---------- Data records

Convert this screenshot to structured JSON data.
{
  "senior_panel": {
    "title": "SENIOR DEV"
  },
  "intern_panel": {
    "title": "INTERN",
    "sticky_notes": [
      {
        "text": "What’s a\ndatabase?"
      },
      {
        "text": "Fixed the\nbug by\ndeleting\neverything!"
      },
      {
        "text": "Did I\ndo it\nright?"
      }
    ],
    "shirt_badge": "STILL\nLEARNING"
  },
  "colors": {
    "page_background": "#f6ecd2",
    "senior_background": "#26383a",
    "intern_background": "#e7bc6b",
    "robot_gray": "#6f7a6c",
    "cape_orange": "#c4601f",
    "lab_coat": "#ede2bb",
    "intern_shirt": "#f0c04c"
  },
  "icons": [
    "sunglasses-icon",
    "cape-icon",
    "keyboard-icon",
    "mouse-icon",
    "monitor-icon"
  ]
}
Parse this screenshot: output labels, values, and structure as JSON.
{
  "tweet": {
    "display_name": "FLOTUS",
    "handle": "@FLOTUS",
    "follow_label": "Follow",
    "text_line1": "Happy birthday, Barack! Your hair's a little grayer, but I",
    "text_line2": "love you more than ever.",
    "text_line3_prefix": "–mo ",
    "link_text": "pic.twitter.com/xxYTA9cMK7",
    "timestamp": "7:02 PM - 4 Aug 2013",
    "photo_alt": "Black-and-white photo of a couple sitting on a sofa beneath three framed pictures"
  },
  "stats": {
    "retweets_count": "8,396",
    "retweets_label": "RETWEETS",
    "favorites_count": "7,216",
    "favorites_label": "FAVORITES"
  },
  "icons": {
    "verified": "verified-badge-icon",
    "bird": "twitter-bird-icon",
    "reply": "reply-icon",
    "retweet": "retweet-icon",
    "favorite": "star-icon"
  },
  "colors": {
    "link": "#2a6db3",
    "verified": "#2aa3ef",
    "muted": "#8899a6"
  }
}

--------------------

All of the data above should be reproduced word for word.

Convert this screenshot to structured JSON data.
{
  "senior_panel": {
    "title": "SENIOR DEV"
  },
  "intern_panel": {
    "title": "INTERN",
    "sticky_notes": [
      {
        "text": "What’s a\ndatabase?"
      },
      {
        "text": "Fixed the\nbug by\ndeleting\neverything!"
      },
      {
        "text": "Did I\ndo it\nright?"
      }
    ],
    "shirt_badge": "STILL\nLEARNING"
  },
  "colors": {
    "page_background": "#f6ecd2",
    "senior_background": "#26383a",
    "intern_background": "#e7bc6b",
    "robot_gray": "#6f7a6c",
    "cape_orange": "#c4601f",
    "lab_coat": "#ede2bb",
    "intern_shirt": "#f0c04c"
  },
  "icons": [
    "sunglasses-icon",
    "cape-icon",
    "keyboard-icon",
    "mouse-icon",
    "monitor-icon"
  ]
}
Parse this screenshot: output labels, values, and structure as JSON.
{
  "tweet": {
    "display_name": "FLOTUS",
    "handle": "@FLOTUS",
    "follow_label": "Follow",
    "text_line1": "Happy birthday, Barack! Your hair's a little grayer, but I",
    "text_line2": "love you more than ever.",
    "text_line3_prefix": "–mo ",
    "link_text": "pic.twitter.com/xxYTA9cMK7",
    "timestamp": "7:02 PM - 4 Aug 2013",
    "photo_alt": "Black-and-white photo of a couple sitting on a sofa beneath three framed pictures"
  },
  "stats": {
    "retweets_count": "8,396",
    "retweets_label": "RETWEETS",
    "favorites_count": "7,216",
    "favorites_label": "FAVORITES"
  },
  "icons": {
    "verified": "verified-badge-icon",
    "bird": "twitter-bird-icon",
    "reply": "reply-icon",
    "retweet": "retweet-icon",
    "favorite": "star-icon"
  },
  "colors": {
    "link": "#2a6db3",
    "verified": "#2aa3ef",
    "muted": "#8899a6"
  }
}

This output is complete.